    ABSTRACT: In the 25 years, as the first of the syndecan family was cloned, interest in these transmembrane proteoglycans has steadily increased. While four distinct members are present in mammals, one is present in invertebrates, including C. elegans that is such a powerful genetic model. The syndecans, therefore, have a long evolutionary history, indicative of important roles. However, these roles have been elusive. The knockout in the worm has a developmental neuronal phenotype, while knockouts of the syndecans in the mouse are mild and mostly limited to post-natal rather than developmental effects. Moreover, their association with high-affinity receptors, such as integrins, growth factor receptors, frizzled and slit/robo, have led to the notion that syndecans are coreceptors, with minor roles.
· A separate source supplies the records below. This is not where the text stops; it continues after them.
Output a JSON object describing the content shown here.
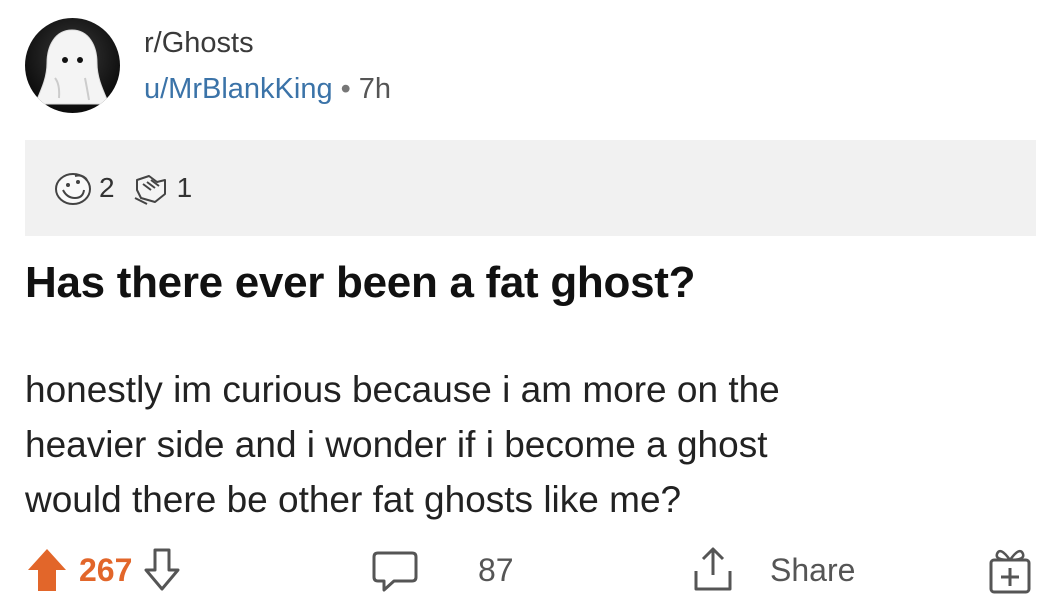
{
  "post": {
    "subreddit": "r/Ghosts",
    "author": "u/MrBlankKing",
    "separator": "•",
    "age": "7h",
    "title": "Has there ever been a fat ghost?",
    "body_lines": [
      "honestly im curious because i am more on the",
      "heavier side and i wonder if i become a ghost",
      "would there be other fat ghosts like me?"
    ]
  },
  "awards": [
    {
      "icon": "wholesome-award-icon",
      "count": "2"
    },
    {
      "icon": "handshake-award-icon",
      "count": "1"
    }
  ],
  "actions": {
    "upvote_icon": "upvote-arrow-icon",
    "vote_count": "267",
    "downvote_icon": "downvote-arrow-icon",
    "comment_icon": "comment-bubble-icon",
    "comment_count": "87",
    "share_icon": "share-upload-icon",
    "share_label": "Share",
    "gift_icon": "gift-award-icon"
  },
  "colors": {
    "upvote": "#e2662a",
    "username": "#3b73a8",
    "awards_bg": "#f1f1f1"
  }
}
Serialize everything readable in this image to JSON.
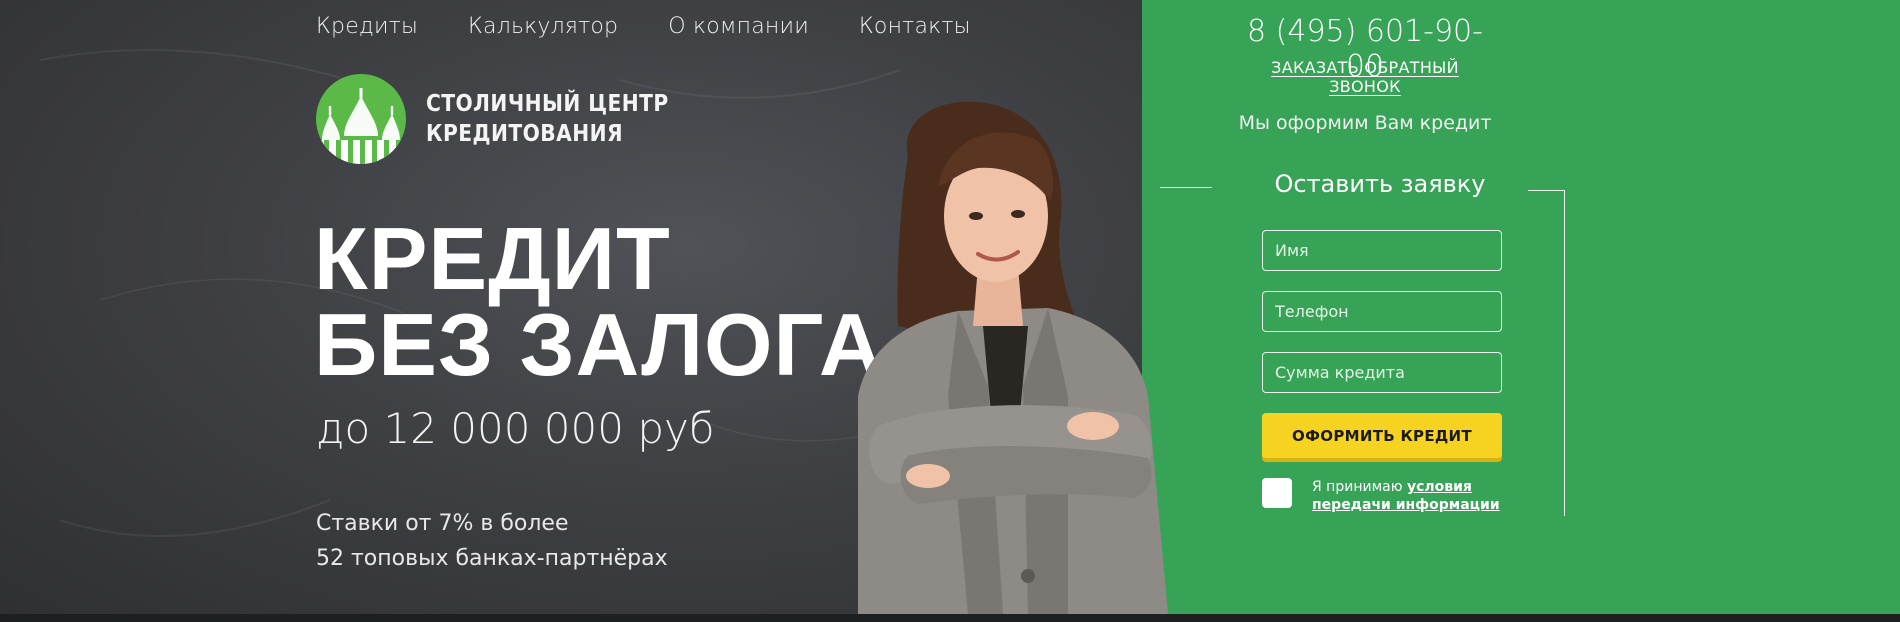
{
  "nav": {
    "items": [
      {
        "label": "Кредиты"
      },
      {
        "label": "Калькулятор"
      },
      {
        "label": "О компании"
      },
      {
        "label": "Контакты"
      }
    ]
  },
  "logo": {
    "line1": "СТОЛИЧНЫЙ ЦЕНТР",
    "line2": "КРЕДИТОВАНИЯ"
  },
  "hero": {
    "headline_line1": "КРЕДИТ",
    "headline_line2": "БЕЗ ЗАЛОГА",
    "subheadline": "до 12 000 000 руб",
    "rates_line1": "Ставки от 7% в более",
    "rates_line2": "52 топовых банках-партнёрах"
  },
  "contact": {
    "phone": "8 (495) 601-90-00",
    "callback": "ЗАКАЗАТЬ ОБРАТНЫЙ ЗВОНОК",
    "tagline": "Мы оформим Вам кредит"
  },
  "form": {
    "title": "Оставить заявку",
    "name_placeholder": "Имя",
    "phone_placeholder": "Телефон",
    "sum_placeholder": "Сумма кредита",
    "submit_label": "ОФОРМИТЬ КРЕДИТ",
    "agree_prefix": "Я принимаю ",
    "agree_link": "условия передачи информации"
  },
  "colors": {
    "dark_bg": "#3f4044",
    "green_bg": "#36a356",
    "accent_yellow": "#f6d320",
    "logo_green": "#5bb947"
  }
}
Given that their heparan sulphate chains can gather many different protein ligands, this gave credence to views that the importance of syndecans lay with their ability to concentrate ligands and that only the extracellular polysaccharide was of significance. Syndecans are increasingly identified with roles in the pathogenesis of many diseases, including tumour progression, vascular disease, arthritis and inflammation. This has provided impetus to understanding syndecan roles in more detail. It emerges that while the cytoplasmic domains of syndecans are small, they have clear interactive capabilities, most notably with the actin cytoskeleton. Moreover, through the binding and activation of signalling molecules, it is likely that syndecans are important receptors in their own right. Here, an overview of syndecan structure and function is provided, with some prospects for the future.
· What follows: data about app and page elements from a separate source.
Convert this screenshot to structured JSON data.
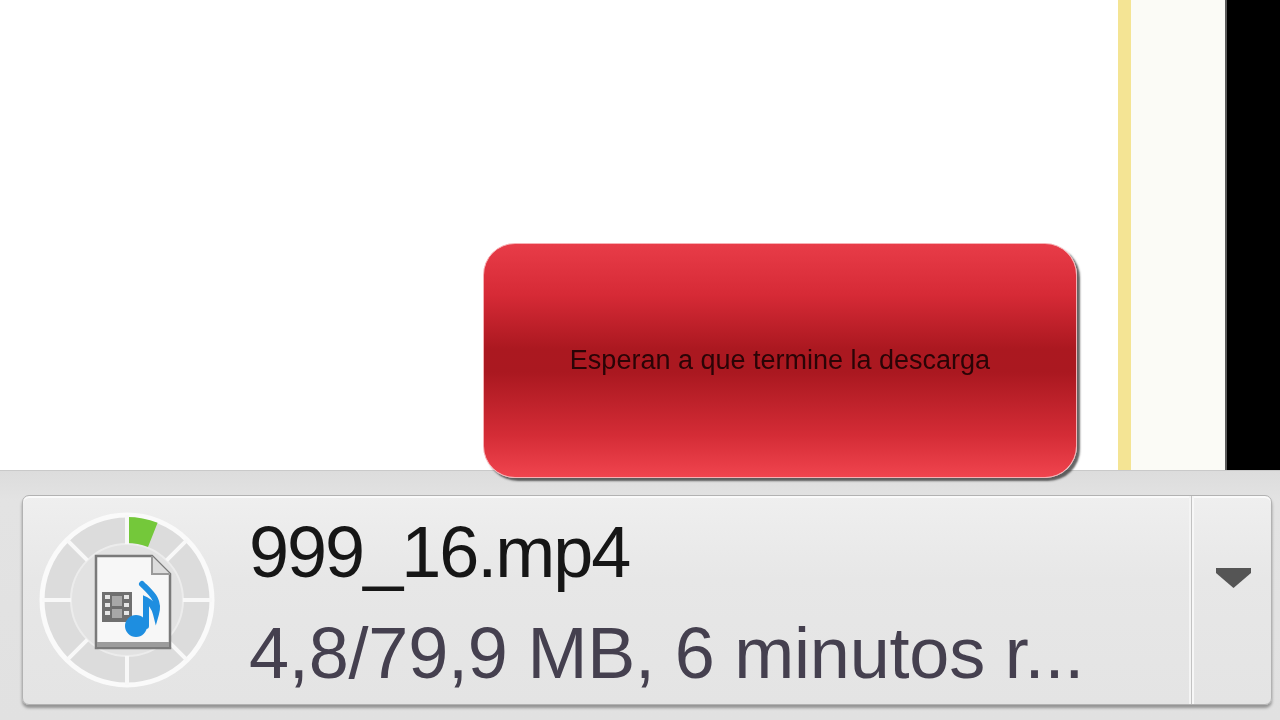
{
  "annotation": {
    "text": "Esperan a que termine la descarga"
  },
  "download_shelf": {
    "items": [
      {
        "filename": "999_16.mp4",
        "status": "4,8/79,9 MB, 6 minutos r...",
        "level": 0.06
      }
    ]
  }
}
    International Journal of Experimental Pathology 12/2014; 96(1). DOI:10.1111/iep.12112 · 2.05 Impact Factor
  • [Show abstract] [Hide abstract]
    ABSTRACT: Secretoglobin (SCGB) 3A2, previously known as uteroglobin-related protein 1, is a secreted protein highly expressed in the epithelial cells of the airways. It has been demonstrated that SCGB3A2 is involved in allergic airway inflammation such as bronchial asthma. However, the role of SCGB3A2 in lipopolysaccharide (LPS)-induced airway inflammation has yet to be reported. The goal of this study was therefore to clarify the role of SCGB3A2 in LPS-induced airway inflammation. We stimulated BEAS-2B, human bronchial epithelial cells, with LPS and analyzed messenger RNA (mRNA) expression of tumor necrosis factor (TNF)-α and CXCL8 with or without pre-incubation of SCGB3A2. The mRNA expression of TNF-α and CXCL8 was clearly upregulated 3 h after LPS stimulation, and pre-incubation of SCGB3A2 significantly inhibited the upregulation of the mRNA expression. The pre-incubation of SCGB3A2 also inhibited LPS-induced phosphorylation of extracellular signal-regulated kinase (ERK) and c-Jun N-terminal kinase (JNK), but not p38 mitogen-activated protein kinase in BEAS-2B cells. Furthermore, PD98059, a specific inhibitor for ERK, as well as SP600125, a specific inhibitor for JNK, inhibited LPS-induced mRNA upregulation of inflammatory mediators. These results demonstrate the novel biological activity of SCGB3A2, which is that it attenuates LPS-induced inflammation in bronchial epithelial cells through inhibition of ERK and JNK activation.
    Inflammation 08/2014; 38(2). DOI:10.1007/s10753-014-9992-0 · 1.92 Impact Factor


Available from
May 22, 2014